This seemed a strange way to proceed, but I soon saw the sense of it, because traditionally a get had to be written by a sofer (scribe) according to a very strict protocol—and with the rise of the printing press in the sixteenth century, debates ensued among rabbis about whether a printed get could ever be legitimate.
Why was there no printing press in the time of the Patriarchs, or of the sages of the Mishnah ? Were these not great and wise men—men who talked with God!—who could have invented the printing press had they thought it appropriate to do so, or had God so instructed them? And was not their failure to do so an indication that the printing press is to be shunned? Some thought so, but others replied, no, not at all: The fact that these men were great sages who knew God did not mean that they could overleap the state of their own age.
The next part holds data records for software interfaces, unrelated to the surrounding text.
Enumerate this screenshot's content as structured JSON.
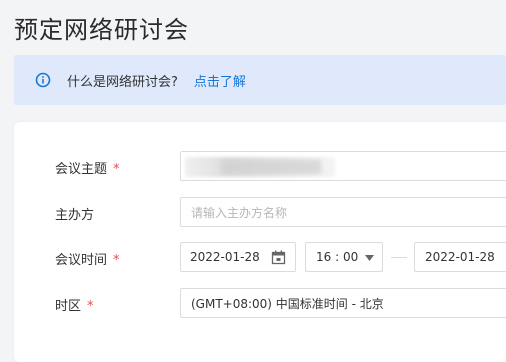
{
  "page": {
    "title": "预定网络研讨会"
  },
  "banner": {
    "icon": "info-circle-icon",
    "text": "什么是网络研讨会?",
    "link": "点击了解",
    "accent": "#1677d8",
    "background": "#dfe9fb"
  },
  "form": {
    "topic": {
      "label": "会议主题",
      "required_mark": "*",
      "value": ""
    },
    "host": {
      "label": "主办方",
      "placeholder": "请输入主办方名称"
    },
    "time": {
      "label": "会议时间",
      "required_mark": "*",
      "start_date": "2022-01-28",
      "start_time": "16 : 00",
      "end_date": "2022-01-28",
      "date_icon": "calendar-icon",
      "time_dropdown_icon": "caret-down-icon"
    },
    "timezone": {
      "label": "时区",
      "required_mark": "*",
      "value": "(GMT+08:00) 中国标准时间 - 北京"
    }
  },
  "colors": {
    "required": "#e84b4b",
    "border": "#dcdcdc",
    "page_bg": "#f3f4f6"
  }
}
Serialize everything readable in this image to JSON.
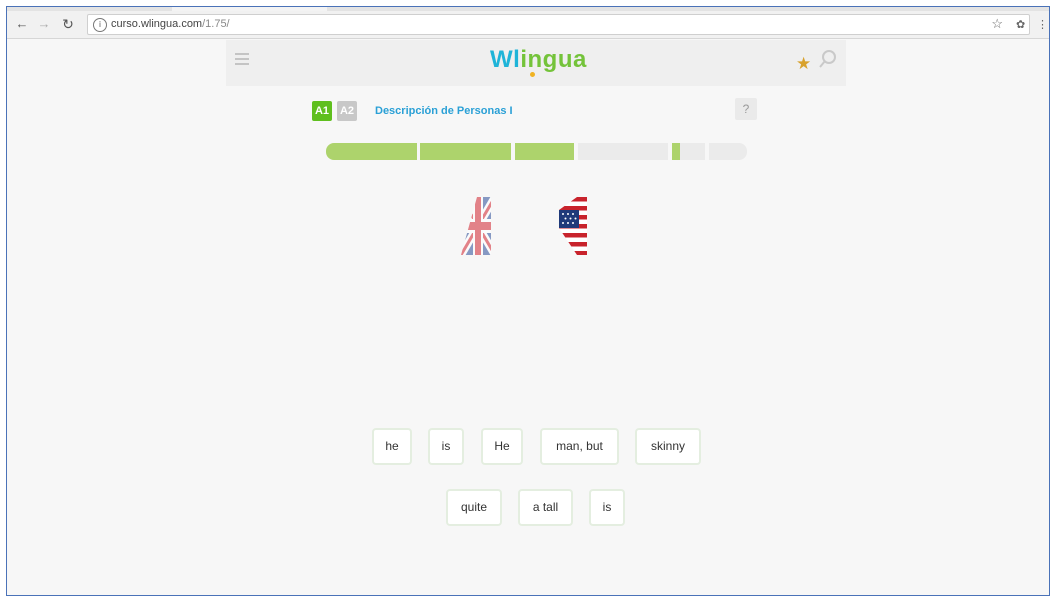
{
  "browser": {
    "url_host": "curso.wlingua.com",
    "url_path": "/1.75/",
    "back_icon": "arrow-left",
    "forward_icon": "arrow-right",
    "reload_icon": "reload",
    "info_icon": "info-circle",
    "bookmark_icon": "star",
    "extension_icon": "extension",
    "menu_icon": "vertical-dots"
  },
  "site": {
    "logo_part1": "Wl",
    "logo_part2": "ingua",
    "menu_icon": "hamburger",
    "trophy_icon": "trophy",
    "search_icon": "magnifier"
  },
  "lesson": {
    "levels": [
      "A1",
      "A2"
    ],
    "active_level": "A1",
    "title": "Descripción de Personas I",
    "help_label": "?",
    "progress_segments": [
      "done",
      "done",
      "done",
      "todo",
      "partial",
      "todo",
      "todo"
    ],
    "current_segment_fill": 0.25
  },
  "flags": {
    "left": "uk-flag",
    "right": "us-flag"
  },
  "words": {
    "row1": [
      "he",
      "is",
      "He",
      "man, but",
      "skinny"
    ],
    "row2": [
      "quite",
      "a tall",
      "is"
    ]
  },
  "colors": {
    "brand_blue": "#1fb4d8",
    "brand_green": "#74c33a",
    "level_active": "#5fbf1e",
    "progress_done": "#add36c",
    "progress_todo": "#ebebeb",
    "title_blue": "#2aa0d6"
  }
}
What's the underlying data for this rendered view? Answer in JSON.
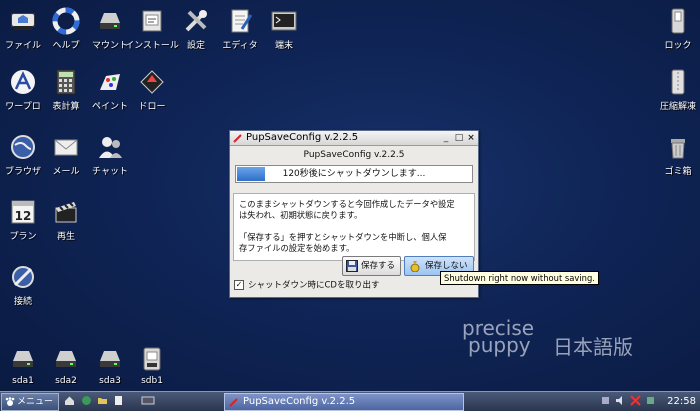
{
  "desktop": {
    "icons": [
      {
        "label": "ファイル",
        "icon": "drive-icon"
      },
      {
        "label": "ヘルプ",
        "icon": "lifebuoy-icon"
      },
      {
        "label": "マウント",
        "icon": "drive-icon"
      },
      {
        "label": "インストール",
        "icon": "package-icon"
      },
      {
        "label": "設定",
        "icon": "tools-icon"
      },
      {
        "label": "エディタ",
        "icon": "notepad-icon"
      },
      {
        "label": "端末",
        "icon": "terminal-icon"
      },
      {
        "label": "ロック",
        "icon": "lock-icon"
      },
      {
        "label": "ワープロ",
        "icon": "wordprocessor-icon"
      },
      {
        "label": "表計算",
        "icon": "calculator-icon"
      },
      {
        "label": "ペイント",
        "icon": "paint-icon"
      },
      {
        "label": "ドロー",
        "icon": "draw-icon"
      },
      {
        "label": "圧縮解凍",
        "icon": "archive-icon"
      },
      {
        "label": "ブラウザ",
        "icon": "globe-icon"
      },
      {
        "label": "メール",
        "icon": "mail-icon"
      },
      {
        "label": "チャット",
        "icon": "chat-icon"
      },
      {
        "label": "ゴミ箱",
        "icon": "trash-icon"
      },
      {
        "label": "プラン",
        "icon": "calendar-icon",
        "glyph": "12"
      },
      {
        "label": "再生",
        "icon": "clapper-icon"
      },
      {
        "label": "接続",
        "icon": "connect-icon"
      },
      {
        "label": "sda1",
        "icon": "drive-icon"
      },
      {
        "label": "sda2",
        "icon": "drive-icon"
      },
      {
        "label": "sda3",
        "icon": "drive-icon"
      },
      {
        "label": "sdb1",
        "icon": "usb-drive-icon"
      }
    ],
    "watermark": {
      "line1": "precise",
      "line2": "puppy",
      "line3": "日本語版"
    }
  },
  "window": {
    "title": "PupSaveConfig v.2.2.5",
    "heading": "PupSaveConfig v.2.2.5",
    "progress_text": "120秒後にシャットダウンします...",
    "progress_fraction": 0.12,
    "message_lines": [
      "このままシャットダウンすると今回作成したデータや設定",
      "は失われ、初期状態に戻ります。",
      "",
      "「保存する」を押すとシャットダウンを中断し、個人保",
      "存ファイルの設定を始めます。"
    ],
    "save_button": "保存する",
    "nosave_button": "保存しない",
    "checkbox_label": "シャットダウン時にCDを取り出す",
    "checkbox_checked": "✓",
    "controls": {
      "close": "×",
      "maximize": "□",
      "minimize": "_"
    }
  },
  "tooltip": "Shutdown right now without saving.",
  "taskbar": {
    "menu_label": "メニュー",
    "task_label": "PupSaveConfig v.2.2.5",
    "clock": "22:58"
  },
  "colors": {
    "desktop": "#0f2455",
    "accent": "#2f6fc8",
    "taskbar": "#2a3650"
  }
}
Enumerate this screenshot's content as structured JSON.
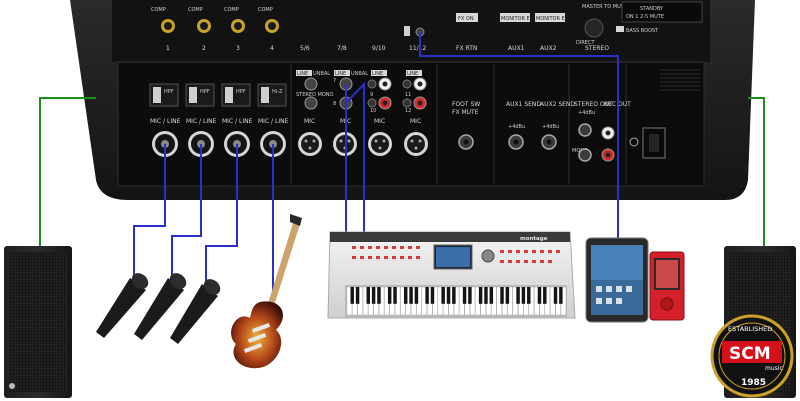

Technology develops incrementally in any given culture, and even the wisest men of God have no power to escape those conditions.
Schacter’s message was that contemporary Jewish leader’s coming to terms with today’s technology will require that they, in Jacobs’ words, “think as seriously and as faithfully as their ancestors did about the printing press.” The take-away for Jacobs: “By entering into the conversation with those we admire from the past, we can practice the habits of mind we need in order to be discerning users of technology today.” A valuable lesson indeed.